> [WHAT IS NEEDED]: Give the records below again, exactly as they appear.

> [RECORD EXTRACTS]:

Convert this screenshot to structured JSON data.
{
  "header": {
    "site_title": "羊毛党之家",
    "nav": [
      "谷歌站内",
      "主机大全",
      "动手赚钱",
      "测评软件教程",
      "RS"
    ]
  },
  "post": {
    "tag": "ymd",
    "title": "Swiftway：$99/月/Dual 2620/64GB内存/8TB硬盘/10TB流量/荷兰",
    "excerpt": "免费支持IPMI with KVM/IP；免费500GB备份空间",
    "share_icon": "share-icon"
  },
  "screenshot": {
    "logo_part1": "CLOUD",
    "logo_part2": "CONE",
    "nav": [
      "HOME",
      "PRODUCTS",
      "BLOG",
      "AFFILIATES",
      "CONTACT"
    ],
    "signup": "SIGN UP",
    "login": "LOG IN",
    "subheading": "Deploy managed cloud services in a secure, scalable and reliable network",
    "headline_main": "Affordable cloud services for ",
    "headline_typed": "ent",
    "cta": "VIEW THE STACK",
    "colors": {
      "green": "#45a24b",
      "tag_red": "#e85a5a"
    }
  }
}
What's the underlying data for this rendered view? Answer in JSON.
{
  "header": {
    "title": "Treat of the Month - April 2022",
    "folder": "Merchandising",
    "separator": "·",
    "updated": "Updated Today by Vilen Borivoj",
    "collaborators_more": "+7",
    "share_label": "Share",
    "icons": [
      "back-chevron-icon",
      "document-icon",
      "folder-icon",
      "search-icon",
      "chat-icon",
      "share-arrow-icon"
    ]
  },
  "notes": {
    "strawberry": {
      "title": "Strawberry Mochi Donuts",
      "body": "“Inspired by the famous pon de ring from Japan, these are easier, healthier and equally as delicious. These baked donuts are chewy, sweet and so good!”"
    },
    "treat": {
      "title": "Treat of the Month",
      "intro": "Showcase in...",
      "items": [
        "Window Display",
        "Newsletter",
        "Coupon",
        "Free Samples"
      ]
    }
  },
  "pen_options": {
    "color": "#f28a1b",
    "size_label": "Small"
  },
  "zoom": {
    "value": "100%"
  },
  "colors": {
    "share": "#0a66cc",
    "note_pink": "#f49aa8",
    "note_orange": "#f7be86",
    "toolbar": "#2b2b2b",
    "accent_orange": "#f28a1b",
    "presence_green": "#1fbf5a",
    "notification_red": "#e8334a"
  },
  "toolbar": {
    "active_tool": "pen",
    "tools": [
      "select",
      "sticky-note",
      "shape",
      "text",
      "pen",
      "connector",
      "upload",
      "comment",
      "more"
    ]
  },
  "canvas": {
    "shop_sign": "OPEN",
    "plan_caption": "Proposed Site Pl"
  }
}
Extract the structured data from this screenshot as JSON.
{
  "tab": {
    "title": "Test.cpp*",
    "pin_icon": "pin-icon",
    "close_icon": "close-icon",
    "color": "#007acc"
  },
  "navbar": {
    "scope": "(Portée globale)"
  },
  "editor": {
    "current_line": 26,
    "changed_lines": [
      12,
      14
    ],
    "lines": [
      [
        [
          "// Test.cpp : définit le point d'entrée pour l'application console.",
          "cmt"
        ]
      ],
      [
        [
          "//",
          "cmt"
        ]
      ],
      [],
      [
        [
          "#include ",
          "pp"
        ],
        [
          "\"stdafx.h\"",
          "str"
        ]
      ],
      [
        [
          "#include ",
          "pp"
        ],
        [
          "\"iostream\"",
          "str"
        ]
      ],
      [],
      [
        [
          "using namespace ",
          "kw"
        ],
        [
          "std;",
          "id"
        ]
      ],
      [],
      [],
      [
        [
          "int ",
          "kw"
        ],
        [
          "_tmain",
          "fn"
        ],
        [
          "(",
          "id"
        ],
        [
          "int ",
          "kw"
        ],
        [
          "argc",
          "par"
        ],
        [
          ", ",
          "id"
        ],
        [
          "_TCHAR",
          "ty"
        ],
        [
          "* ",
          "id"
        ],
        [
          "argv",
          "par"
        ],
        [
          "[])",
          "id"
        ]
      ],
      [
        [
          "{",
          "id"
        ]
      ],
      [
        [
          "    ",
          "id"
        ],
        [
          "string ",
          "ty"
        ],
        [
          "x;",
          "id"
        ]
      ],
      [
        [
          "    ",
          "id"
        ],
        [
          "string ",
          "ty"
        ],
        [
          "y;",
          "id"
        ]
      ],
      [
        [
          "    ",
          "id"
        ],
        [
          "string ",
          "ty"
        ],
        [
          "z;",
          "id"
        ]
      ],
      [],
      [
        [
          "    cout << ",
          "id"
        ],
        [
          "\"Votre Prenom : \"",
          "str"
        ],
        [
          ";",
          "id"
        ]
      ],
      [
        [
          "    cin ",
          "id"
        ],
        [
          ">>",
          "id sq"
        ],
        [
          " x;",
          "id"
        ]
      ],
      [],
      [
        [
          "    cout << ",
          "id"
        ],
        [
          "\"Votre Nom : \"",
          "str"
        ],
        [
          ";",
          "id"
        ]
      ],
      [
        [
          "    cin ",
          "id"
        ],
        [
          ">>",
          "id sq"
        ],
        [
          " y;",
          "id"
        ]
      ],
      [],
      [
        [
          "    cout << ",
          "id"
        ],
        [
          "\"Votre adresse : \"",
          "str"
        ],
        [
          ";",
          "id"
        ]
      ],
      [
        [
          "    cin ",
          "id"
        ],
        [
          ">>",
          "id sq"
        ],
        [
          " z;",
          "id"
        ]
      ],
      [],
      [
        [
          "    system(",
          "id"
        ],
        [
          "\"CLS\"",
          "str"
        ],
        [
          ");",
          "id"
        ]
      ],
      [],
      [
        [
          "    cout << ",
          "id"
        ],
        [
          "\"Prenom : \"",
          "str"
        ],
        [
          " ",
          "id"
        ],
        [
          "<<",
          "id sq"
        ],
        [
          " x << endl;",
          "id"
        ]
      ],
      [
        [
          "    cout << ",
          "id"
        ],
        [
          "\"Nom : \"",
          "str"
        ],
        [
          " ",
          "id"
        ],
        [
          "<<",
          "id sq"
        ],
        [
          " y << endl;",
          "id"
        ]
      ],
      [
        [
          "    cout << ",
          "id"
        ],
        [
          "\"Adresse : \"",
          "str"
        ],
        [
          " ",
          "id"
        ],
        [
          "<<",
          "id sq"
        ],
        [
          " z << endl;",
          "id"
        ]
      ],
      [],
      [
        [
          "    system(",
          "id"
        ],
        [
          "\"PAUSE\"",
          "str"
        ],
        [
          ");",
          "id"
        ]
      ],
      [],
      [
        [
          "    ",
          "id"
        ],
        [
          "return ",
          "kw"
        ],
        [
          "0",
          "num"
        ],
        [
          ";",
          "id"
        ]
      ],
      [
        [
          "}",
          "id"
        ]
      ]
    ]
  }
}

> [OUTPUT OF THE TASK]:
Convert this screenshot to structured JSON data.
{
  "header": {
    "site_title": "羊毛党之家",
    "nav": [
      "谷歌站内",
      "主机大全",
      "动手赚钱",
      "测评软件教程",
      "RS"
    ]
  },
  "post": {
    "tag": "ymd",
    "title": "Swiftway：$99/月/Dual 2620/64GB内存/8TB硬盘/10TB流量/荷兰",
    "excerpt": "免费支持IPMI with KVM/IP；免费500GB备份空间",
    "share_icon": "share-icon"
  },
  "screenshot": {
    "logo_part1": "CLOUD",
    "logo_part2": "CONE",
    "nav": [
      "HOME",
      "PRODUCTS",
      "BLOG",
      "AFFILIATES",
      "CONTACT"
    ],
    "signup": "SIGN UP",
    "login": "LOG IN",
    "subheading": "Deploy managed cloud services in a secure, scalable and reliable network",
    "headline_main": "Affordable cloud services for ",
    "headline_typed": "ent",
    "cta": "VIEW THE STACK",
    "colors": {
      "green": "#45a24b",
      "tag_red": "#e85a5a"
    }
  }
}
What's the underlying data for this rendered view? Answer in JSON.
{
  "header": {
    "title": "Treat of the Month - April 2022",
    "folder": "Merchandising",
    "separator": "·",
    "updated": "Updated Today by Vilen Borivoj",
    "collaborators_more": "+7",
    "share_label": "Share",
    "icons": [
      "back-chevron-icon",
      "document-icon",
      "folder-icon",
      "search-icon",
      "chat-icon",
      "share-arrow-icon"
    ]
  },
  "notes": {
    "strawberry": {
      "title": "Strawberry Mochi Donuts",
      "body": "“Inspired by the famous pon de ring from Japan, these are easier, healthier and equally as delicious. These baked donuts are chewy, sweet and so good!”"
    },
    "treat": {
      "title": "Treat of the Month",
      "intro": "Showcase in...",
      "items": [
        "Window Display",
        "Newsletter",
        "Coupon",
        "Free Samples"
      ]
    }
  },
  "pen_options": {
    "color": "#f28a1b",
    "size_label": "Small"
  },
  "zoom": {
    "value": "100%"
  },
  "colors": {
    "share": "#0a66cc",
    "note_pink": "#f49aa8",
    "note_orange": "#f7be86",
    "toolbar": "#2b2b2b",
    "accent_orange": "#f28a1b",
    "presence_green": "#1fbf5a",
    "notification_red": "#e8334a"
  },
  "toolbar": {
    "active_tool": "pen",
    "tools": [
      "select",
      "sticky-note",
      "shape",
      "text",
      "pen",
      "connector",
      "upload",
      "comment",
      "more"
    ]
  },
  "canvas": {
    "shop_sign": "OPEN",
    "plan_caption": "Proposed Site Pl"
  }
}
Extract the structured data from this screenshot as JSON.
{
  "tab": {
    "title": "Test.cpp*",
    "pin_icon": "pin-icon",
    "close_icon": "close-icon",
    "color": "#007acc"
  },
  "navbar": {
    "scope": "(Portée globale)"
  },
  "editor": {
    "current_line": 26,
    "changed_lines": [
      12,
      14
    ],
    "lines": [
      [
        [
          "// Test.cpp : définit le point d'entrée pour l'application console.",
          "cmt"
        ]
      ],
      [
        [
          "//",
          "cmt"
        ]
      ],
      [],
      [
        [
          "#include ",
          "pp"
        ],
        [
          "\"stdafx.h\"",
          "str"
        ]
      ],
      [
        [
          "#include ",
          "pp"
        ],
        [
          "\"iostream\"",
          "str"
        ]
      ],
      [],
      [
        [
          "using namespace ",
          "kw"
        ],
        [
          "std;",
          "id"
        ]
      ],
      [],
      [],
      [
        [
          "int ",
          "kw"
        ],
        [
          "_tmain",
          "fn"
        ],
        [
          "(",
          "id"
        ],
        [
          "int ",
          "kw"
        ],
        [
          "argc",
          "par"
        ],
        [
          ", ",
          "id"
        ],
        [
          "_TCHAR",
          "ty"
        ],
        [
          "* ",
          "id"
        ],
        [
          "argv",
          "par"
        ],
        [
          "[])",
          "id"
        ]
      ],
      [
        [
          "{",
          "id"
        ]
      ],
      [
        [
          "    ",
          "id"
        ],
        [
          "string ",
          "ty"
        ],
        [
          "x;",
          "id"
        ]
      ],
      [
        [
          "    ",
          "id"
        ],
        [
          "string ",
          "ty"
        ],
        [
          "y;",
          "id"
        ]
      ],
      [
        [
          "    ",
          "id"
        ],
        [
          "string ",
          "ty"
        ],
        [
          "z;",
          "id"
        ]
      ],
      [],
      [
        [
          "    cout << ",
          "id"
        ],
        [
          "\"Votre Prenom : \"",
          "str"
        ],
        [
          ";",
          "id"
        ]
      ],
      [
        [
          "    cin ",
          "id"
        ],
        [
          ">>",
          "id sq"
        ],
        [
          " x;",
          "id"
        ]
      ],
      [],
      [
        [
          "    cout << ",
          "id"
        ],
        [
          "\"Votre Nom : \"",
          "str"
        ],
        [
          ";",
          "id"
        ]
      ],
      [
        [
          "    cin ",
          "id"
        ],
        [
          ">>",
          "id sq"
        ],
        [
          " y;",
          "id"
        ]
      ],
      [],
      [
        [
          "    cout << ",
          "id"
        ],
        [
          "\"Votre adresse : \"",
          "str"
        ],
        [
          ";",
          "id"
        ]
      ],
      [
        [
          "    cin ",
          "id"
        ],
        [
          ">>",
          "id sq"
        ],
        [
          " z;",
          "id"
        ]
      ],
      [],
      [
        [
          "    system(",
          "id"
        ],
        [
          "\"CLS\"",
          "str"
        ],
        [
          ");",
          "id"
        ]
      ],
      [],
      [
        [
          "    cout << ",
          "id"
        ],
        [
          "\"Prenom : \"",
          "str"
        ],
        [
          " ",
          "id"
        ],
        [
          "<<",
          "id sq"
        ],
        [
          " x << endl;",
          "id"
        ]
      ],
      [
        [
          "    cout << ",
          "id"
        ],
        [
          "\"Nom : \"",
          "str"
        ],
        [
          " ",
          "id"
        ],
        [
          "<<",
          "id sq"
        ],
        [
          " y << endl;",
          "id"
        ]
      ],
      [
        [
          "    cout << ",
          "id"
        ],
        [
          "\"Adresse : \"",
          "str"
        ],
        [
          " ",
          "id"
        ],
        [
          "<<",
          "id sq"
        ],
        [
          " z << endl;",
          "id"
        ]
      ],
      [],
      [
        [
          "    system(",
          "id"
        ],
        [
          "\"PAUSE\"",
          "str"
        ],
        [
          ");",
          "id"
        ]
      ],
      [],
      [
        [
          "    ",
          "id"
        ],
        [
          "return ",
          "kw"
        ],
        [
          "0",
          "num"
        ],
        [
          ";",
          "id"
        ]
      ],
      [
        [
          "}",
          "id"
        ]
      ]
    ]
  }
}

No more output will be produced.